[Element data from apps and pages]
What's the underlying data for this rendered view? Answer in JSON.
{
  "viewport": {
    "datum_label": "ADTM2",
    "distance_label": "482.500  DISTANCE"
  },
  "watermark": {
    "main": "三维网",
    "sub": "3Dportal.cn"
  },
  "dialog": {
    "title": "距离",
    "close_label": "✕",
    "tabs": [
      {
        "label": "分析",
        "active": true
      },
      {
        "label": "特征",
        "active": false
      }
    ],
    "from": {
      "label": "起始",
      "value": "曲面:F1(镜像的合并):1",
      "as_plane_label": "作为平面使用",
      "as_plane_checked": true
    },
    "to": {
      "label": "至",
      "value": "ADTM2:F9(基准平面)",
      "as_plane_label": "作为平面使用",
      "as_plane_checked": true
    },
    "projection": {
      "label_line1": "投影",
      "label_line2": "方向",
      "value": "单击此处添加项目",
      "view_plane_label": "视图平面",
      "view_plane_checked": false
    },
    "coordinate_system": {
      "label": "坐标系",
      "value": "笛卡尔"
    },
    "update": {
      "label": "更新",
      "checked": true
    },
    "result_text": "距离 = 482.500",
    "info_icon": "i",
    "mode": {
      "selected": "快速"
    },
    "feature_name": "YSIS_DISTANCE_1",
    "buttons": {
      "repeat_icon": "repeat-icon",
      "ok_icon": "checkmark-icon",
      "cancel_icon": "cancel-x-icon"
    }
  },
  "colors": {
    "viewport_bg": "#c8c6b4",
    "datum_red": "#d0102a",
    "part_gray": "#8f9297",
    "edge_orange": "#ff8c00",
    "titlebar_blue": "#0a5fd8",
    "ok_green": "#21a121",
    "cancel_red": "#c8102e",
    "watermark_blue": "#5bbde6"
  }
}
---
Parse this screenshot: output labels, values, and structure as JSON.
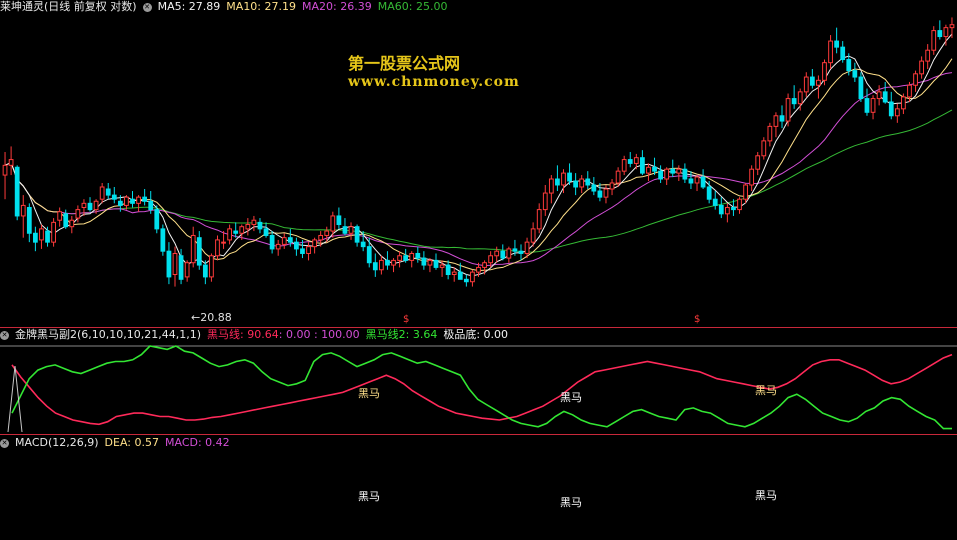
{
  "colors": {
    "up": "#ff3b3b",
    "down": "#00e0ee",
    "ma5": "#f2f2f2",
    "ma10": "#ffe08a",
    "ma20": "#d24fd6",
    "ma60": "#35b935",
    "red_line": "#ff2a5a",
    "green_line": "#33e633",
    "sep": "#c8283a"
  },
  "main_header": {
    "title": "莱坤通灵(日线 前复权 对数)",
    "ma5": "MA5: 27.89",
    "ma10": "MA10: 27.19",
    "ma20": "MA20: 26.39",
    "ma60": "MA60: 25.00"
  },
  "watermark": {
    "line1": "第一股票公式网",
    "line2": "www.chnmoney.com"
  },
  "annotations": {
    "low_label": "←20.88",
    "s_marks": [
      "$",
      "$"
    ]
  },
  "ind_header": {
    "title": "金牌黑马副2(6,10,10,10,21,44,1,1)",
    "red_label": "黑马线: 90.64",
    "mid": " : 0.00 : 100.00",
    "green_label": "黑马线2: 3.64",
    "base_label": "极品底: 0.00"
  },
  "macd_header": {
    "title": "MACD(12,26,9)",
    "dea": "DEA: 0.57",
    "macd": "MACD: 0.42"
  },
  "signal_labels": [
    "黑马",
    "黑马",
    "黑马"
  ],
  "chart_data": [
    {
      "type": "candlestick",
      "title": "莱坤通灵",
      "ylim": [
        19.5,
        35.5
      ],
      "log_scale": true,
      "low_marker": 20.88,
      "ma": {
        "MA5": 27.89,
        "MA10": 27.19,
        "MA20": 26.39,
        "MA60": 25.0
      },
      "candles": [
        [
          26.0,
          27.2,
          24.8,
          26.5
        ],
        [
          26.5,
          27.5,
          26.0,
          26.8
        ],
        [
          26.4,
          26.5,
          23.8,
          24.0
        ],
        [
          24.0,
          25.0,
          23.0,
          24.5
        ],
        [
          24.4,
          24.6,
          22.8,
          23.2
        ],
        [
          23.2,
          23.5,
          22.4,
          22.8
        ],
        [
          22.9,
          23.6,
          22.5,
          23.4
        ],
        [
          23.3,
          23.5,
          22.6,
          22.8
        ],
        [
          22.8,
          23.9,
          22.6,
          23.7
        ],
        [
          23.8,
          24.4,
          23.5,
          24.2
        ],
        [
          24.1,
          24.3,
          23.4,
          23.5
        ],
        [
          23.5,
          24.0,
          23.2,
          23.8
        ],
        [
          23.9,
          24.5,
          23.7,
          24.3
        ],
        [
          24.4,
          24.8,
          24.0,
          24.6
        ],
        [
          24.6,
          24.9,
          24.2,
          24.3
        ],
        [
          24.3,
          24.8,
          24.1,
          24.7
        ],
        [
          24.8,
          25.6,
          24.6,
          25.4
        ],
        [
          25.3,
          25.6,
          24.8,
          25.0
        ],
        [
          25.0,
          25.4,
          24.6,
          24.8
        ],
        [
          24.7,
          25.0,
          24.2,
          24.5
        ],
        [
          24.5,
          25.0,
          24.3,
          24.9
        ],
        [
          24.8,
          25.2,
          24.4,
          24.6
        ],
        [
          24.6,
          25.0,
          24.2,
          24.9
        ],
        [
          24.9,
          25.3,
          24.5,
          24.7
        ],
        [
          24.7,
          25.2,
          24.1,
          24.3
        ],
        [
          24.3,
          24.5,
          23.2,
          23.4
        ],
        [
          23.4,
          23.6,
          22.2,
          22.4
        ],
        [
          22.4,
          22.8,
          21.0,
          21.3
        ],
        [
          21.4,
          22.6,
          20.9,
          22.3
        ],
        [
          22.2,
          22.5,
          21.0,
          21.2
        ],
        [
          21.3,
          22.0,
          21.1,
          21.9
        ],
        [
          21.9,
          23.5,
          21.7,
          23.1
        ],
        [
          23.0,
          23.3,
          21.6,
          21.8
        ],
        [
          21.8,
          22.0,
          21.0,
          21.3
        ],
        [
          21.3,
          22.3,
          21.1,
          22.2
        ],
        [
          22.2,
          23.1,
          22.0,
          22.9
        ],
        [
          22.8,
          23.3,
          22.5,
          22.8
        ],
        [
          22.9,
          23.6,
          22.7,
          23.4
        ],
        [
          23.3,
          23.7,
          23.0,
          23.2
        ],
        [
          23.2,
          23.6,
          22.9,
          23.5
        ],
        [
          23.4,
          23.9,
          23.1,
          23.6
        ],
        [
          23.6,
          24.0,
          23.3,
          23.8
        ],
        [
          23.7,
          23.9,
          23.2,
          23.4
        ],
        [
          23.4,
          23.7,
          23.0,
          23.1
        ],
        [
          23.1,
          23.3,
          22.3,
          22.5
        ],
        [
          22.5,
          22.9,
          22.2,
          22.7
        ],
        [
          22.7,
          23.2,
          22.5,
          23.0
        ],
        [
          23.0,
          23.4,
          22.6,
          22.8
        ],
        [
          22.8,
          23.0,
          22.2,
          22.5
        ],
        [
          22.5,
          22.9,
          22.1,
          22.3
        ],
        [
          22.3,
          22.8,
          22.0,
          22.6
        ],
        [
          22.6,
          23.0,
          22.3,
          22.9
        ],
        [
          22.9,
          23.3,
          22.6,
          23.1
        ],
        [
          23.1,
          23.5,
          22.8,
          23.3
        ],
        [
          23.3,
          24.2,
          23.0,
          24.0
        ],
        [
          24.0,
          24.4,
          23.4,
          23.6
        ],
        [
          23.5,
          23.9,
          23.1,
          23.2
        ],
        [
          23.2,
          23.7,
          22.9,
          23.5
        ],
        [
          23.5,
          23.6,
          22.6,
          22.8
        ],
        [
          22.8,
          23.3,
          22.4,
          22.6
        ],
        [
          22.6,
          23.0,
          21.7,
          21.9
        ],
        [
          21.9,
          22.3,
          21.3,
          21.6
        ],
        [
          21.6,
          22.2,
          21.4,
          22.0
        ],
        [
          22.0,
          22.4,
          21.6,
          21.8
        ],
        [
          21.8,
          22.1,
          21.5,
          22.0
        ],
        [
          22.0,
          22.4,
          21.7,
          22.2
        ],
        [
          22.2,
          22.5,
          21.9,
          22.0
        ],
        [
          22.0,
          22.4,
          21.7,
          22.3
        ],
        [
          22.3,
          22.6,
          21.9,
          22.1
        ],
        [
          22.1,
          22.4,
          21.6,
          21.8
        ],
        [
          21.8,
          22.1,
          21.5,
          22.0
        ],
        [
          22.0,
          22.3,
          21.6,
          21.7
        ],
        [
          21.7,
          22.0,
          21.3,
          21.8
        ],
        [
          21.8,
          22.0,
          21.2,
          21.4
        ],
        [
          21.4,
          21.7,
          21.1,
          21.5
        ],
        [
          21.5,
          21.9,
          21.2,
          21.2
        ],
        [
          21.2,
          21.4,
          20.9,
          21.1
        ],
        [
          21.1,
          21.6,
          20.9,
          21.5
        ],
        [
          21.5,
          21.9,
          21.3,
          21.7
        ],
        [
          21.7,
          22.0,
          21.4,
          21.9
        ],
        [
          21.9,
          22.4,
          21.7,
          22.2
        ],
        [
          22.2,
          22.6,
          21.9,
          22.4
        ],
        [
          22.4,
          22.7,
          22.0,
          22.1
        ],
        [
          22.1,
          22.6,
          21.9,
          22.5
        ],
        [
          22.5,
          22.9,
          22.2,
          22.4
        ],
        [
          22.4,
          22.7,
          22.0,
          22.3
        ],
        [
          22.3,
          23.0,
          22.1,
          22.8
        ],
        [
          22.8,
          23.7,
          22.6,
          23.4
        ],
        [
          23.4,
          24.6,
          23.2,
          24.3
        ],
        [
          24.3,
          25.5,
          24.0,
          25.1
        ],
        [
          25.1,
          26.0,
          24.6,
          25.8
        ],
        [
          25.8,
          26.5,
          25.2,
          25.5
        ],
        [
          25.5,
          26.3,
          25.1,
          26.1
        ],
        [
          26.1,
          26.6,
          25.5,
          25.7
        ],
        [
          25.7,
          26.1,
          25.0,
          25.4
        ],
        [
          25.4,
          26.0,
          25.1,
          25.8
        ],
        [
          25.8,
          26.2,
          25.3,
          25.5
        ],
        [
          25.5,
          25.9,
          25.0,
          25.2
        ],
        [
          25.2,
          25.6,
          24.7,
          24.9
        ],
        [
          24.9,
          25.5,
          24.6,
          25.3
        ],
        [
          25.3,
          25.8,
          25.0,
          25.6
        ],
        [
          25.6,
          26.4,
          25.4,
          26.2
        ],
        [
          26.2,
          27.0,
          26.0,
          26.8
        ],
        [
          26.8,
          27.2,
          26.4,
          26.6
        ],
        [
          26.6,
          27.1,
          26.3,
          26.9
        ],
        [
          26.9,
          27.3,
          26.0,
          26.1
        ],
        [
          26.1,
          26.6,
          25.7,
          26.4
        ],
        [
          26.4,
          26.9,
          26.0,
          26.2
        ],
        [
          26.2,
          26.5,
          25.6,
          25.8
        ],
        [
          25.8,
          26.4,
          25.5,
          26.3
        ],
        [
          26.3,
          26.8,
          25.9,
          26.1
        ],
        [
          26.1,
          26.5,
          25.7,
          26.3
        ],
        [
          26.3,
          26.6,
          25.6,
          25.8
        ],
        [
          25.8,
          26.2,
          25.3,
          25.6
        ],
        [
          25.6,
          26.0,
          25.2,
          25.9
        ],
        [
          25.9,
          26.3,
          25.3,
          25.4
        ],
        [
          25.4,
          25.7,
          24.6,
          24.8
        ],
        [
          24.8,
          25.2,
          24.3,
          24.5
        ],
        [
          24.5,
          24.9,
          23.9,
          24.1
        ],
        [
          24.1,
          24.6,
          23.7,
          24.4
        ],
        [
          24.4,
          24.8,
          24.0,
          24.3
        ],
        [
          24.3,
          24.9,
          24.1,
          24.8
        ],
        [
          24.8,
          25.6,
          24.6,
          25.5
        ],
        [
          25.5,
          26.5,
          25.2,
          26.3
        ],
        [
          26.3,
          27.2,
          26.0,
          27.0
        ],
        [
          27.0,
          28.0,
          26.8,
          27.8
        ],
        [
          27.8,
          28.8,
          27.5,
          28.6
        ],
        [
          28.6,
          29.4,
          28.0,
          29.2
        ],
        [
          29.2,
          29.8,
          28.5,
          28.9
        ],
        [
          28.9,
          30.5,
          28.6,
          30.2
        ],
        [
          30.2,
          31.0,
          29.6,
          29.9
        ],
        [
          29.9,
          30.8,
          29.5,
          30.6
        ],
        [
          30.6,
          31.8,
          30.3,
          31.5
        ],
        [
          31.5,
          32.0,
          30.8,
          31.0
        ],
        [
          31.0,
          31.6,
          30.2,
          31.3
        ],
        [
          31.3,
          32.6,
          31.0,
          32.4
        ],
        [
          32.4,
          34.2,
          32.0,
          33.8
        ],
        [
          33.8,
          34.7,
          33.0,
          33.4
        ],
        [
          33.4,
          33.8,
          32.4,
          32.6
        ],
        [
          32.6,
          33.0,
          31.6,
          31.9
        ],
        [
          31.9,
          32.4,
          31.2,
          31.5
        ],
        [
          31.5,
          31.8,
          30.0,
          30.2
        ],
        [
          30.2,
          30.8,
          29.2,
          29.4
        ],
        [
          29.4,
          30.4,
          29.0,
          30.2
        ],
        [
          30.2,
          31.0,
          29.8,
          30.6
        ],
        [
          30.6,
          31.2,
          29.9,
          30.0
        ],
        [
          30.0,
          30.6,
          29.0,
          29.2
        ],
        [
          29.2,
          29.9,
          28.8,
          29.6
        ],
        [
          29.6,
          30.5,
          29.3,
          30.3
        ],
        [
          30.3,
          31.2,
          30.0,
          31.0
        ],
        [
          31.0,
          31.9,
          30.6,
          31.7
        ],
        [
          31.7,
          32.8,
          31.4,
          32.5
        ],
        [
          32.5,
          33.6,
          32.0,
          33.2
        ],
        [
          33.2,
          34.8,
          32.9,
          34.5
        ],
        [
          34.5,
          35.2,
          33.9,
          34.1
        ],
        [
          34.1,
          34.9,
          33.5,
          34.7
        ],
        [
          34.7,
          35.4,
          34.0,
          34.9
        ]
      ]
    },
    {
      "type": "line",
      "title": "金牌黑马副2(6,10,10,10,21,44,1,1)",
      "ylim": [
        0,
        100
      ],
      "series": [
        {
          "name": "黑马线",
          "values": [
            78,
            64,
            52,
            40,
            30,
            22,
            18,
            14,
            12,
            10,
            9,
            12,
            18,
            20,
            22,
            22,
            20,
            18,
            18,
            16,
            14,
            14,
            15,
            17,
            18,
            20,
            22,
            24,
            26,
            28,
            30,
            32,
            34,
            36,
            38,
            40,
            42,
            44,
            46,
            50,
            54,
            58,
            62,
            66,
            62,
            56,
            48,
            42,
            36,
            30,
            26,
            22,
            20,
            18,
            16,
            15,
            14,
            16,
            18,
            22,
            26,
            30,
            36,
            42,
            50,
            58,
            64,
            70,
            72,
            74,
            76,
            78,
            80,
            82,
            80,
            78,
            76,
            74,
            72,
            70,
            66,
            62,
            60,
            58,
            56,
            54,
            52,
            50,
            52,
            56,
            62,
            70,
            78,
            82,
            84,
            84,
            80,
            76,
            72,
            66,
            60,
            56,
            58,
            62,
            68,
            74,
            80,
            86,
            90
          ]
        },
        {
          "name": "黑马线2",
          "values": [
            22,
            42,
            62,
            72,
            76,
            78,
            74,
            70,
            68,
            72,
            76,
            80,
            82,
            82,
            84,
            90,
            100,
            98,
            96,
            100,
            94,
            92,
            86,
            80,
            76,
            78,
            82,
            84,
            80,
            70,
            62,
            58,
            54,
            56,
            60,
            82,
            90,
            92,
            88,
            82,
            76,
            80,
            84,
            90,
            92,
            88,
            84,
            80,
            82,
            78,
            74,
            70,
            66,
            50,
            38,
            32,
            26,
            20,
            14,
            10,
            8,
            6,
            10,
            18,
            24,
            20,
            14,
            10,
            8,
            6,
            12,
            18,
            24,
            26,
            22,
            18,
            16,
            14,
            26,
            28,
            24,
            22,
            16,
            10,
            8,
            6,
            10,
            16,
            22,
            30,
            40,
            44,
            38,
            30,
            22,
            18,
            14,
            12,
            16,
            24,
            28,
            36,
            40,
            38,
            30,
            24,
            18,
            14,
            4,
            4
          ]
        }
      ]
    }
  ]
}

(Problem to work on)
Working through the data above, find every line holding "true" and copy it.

(Answer)
        "active": true
      "as_plane_checked": true
      "as_plane_checked": true
      "checked": true
      "log_scale": true,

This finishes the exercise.